Brief:
Collect the lines of the entries where "screenshot" shows up.

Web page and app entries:
============
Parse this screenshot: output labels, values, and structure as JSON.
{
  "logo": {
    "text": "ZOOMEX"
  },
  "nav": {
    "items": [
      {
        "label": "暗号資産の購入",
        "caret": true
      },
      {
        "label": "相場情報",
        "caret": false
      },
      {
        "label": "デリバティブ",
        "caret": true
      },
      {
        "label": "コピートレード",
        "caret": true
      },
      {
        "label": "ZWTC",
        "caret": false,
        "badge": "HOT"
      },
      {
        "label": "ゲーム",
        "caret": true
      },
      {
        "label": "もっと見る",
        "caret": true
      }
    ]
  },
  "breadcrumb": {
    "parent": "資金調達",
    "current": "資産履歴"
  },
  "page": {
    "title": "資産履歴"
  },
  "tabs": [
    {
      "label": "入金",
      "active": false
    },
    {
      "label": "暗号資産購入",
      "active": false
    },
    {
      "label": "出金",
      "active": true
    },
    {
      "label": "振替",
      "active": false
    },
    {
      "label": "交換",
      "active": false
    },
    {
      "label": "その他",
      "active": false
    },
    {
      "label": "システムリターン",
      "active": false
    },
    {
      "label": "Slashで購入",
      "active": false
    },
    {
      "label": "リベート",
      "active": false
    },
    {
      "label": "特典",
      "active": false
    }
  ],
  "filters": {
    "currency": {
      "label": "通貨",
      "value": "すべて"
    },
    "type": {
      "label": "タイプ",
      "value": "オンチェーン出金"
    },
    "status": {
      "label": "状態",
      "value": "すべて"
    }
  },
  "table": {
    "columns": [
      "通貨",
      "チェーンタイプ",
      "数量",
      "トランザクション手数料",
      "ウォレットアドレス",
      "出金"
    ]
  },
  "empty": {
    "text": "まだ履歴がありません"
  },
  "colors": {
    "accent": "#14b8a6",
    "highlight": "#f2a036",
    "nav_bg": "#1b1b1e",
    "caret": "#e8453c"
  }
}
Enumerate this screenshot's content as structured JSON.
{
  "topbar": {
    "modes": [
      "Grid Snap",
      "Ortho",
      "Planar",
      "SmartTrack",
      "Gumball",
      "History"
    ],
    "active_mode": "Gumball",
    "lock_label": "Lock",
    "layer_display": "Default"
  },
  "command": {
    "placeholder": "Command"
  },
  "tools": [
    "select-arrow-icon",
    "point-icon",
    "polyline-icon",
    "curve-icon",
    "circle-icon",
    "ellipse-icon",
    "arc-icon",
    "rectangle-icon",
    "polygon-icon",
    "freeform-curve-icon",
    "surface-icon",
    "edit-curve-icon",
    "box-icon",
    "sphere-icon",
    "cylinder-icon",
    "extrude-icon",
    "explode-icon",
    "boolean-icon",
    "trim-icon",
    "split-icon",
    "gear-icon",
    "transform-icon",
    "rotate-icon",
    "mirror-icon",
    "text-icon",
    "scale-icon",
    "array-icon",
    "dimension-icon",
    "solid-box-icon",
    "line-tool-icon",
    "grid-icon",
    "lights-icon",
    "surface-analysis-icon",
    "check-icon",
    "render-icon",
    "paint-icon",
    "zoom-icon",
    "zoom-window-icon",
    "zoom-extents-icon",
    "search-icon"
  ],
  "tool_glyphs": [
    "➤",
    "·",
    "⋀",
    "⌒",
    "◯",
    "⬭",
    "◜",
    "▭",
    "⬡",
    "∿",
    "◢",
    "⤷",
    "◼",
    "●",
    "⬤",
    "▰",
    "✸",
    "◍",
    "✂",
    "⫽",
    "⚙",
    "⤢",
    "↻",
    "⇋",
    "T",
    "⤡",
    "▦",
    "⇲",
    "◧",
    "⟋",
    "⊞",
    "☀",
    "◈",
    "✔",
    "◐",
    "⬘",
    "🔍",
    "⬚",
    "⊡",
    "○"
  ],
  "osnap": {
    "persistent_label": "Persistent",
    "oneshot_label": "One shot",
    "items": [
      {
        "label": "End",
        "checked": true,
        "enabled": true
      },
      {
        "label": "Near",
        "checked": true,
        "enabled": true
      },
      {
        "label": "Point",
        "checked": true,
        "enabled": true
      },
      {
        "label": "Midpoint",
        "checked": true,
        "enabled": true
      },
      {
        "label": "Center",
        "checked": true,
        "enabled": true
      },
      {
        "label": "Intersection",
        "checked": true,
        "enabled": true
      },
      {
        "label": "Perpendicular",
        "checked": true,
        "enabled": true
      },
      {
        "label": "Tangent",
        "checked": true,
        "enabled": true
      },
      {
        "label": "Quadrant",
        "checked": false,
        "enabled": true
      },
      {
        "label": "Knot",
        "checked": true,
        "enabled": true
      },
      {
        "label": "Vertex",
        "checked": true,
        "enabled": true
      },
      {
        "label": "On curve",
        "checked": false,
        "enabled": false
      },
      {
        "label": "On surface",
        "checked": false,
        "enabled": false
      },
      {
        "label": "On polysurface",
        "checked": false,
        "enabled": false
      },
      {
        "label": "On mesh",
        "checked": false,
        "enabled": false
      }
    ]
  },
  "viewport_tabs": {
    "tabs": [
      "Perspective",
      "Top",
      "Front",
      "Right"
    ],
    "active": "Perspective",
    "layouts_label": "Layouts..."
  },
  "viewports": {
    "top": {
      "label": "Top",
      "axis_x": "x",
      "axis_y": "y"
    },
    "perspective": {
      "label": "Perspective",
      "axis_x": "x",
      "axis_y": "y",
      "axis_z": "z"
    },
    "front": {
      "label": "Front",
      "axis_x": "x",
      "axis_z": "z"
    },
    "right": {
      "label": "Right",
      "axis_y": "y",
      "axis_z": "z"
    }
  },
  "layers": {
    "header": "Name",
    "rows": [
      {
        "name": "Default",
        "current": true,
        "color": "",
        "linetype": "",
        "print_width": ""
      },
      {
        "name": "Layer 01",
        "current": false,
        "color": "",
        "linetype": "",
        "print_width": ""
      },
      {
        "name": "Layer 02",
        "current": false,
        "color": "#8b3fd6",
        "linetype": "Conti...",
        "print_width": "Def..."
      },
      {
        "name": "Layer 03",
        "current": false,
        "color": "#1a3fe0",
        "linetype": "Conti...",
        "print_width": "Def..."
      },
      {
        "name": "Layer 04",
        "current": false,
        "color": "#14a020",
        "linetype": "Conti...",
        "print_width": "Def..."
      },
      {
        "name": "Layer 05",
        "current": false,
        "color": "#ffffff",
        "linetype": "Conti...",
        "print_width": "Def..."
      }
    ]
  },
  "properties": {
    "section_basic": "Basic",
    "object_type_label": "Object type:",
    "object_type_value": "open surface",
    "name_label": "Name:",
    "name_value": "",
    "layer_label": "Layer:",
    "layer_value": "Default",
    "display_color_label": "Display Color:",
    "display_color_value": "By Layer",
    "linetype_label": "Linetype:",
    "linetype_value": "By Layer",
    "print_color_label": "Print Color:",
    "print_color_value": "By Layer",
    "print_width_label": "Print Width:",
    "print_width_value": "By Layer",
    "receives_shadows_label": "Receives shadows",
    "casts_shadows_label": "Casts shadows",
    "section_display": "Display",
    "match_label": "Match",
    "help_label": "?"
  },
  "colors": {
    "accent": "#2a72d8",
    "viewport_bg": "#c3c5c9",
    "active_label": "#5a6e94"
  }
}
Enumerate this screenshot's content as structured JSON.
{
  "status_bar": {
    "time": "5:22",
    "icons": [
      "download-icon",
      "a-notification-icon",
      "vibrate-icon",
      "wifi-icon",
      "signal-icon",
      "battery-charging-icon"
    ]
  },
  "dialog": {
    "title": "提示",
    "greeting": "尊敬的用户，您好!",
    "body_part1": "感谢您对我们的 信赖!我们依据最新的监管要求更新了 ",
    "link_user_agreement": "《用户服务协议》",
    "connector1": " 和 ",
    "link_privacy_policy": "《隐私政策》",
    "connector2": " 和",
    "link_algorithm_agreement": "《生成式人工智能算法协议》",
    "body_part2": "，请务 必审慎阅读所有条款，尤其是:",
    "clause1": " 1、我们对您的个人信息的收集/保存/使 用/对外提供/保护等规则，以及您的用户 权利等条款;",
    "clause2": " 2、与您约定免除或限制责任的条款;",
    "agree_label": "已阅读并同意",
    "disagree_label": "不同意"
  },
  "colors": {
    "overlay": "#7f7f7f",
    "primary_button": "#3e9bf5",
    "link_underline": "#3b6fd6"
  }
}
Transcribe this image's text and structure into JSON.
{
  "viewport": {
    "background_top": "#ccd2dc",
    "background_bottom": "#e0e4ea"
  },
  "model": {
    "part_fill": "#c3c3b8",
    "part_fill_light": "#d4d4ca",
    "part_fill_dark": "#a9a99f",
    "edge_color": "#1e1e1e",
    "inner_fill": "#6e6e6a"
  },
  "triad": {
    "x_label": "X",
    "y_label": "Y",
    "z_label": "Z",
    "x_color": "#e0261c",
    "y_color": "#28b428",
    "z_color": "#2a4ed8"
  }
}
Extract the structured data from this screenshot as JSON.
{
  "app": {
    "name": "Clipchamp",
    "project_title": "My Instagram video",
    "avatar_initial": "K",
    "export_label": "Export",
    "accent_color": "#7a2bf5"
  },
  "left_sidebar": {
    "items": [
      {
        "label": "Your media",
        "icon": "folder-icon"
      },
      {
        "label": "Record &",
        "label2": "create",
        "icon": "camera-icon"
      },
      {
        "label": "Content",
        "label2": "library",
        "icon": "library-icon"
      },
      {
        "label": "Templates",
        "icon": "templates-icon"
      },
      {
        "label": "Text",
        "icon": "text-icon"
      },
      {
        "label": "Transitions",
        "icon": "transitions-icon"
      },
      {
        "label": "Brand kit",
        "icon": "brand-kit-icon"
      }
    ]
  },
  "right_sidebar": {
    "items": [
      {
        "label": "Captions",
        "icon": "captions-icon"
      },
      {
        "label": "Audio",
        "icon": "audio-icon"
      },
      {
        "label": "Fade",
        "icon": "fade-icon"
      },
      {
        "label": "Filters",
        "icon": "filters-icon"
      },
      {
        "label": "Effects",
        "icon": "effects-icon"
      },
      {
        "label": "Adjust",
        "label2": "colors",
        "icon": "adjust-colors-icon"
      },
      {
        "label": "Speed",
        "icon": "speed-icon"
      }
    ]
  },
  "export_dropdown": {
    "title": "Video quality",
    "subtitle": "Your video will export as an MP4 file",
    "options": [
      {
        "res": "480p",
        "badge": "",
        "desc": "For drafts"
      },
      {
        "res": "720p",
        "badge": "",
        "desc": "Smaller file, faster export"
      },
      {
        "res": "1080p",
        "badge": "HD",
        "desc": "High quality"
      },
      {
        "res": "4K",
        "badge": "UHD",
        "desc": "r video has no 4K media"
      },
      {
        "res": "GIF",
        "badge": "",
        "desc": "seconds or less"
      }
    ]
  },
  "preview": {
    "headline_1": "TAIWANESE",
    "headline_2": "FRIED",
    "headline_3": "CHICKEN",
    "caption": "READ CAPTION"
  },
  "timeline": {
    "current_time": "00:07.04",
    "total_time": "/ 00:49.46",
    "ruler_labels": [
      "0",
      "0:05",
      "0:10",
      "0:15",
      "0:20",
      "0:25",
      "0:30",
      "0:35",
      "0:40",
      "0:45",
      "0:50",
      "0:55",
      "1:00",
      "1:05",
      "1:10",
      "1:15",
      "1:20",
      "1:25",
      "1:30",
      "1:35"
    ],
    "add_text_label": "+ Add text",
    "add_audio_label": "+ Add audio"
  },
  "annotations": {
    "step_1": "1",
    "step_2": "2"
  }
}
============
Exercise output:
Parse this screenshot: output labels, values, and structure as JSON.
Enumerate this screenshot's content as structured JSON.
Enumerate this screenshot's content as structured JSON.
Extract the structured data from this screenshot as JSON.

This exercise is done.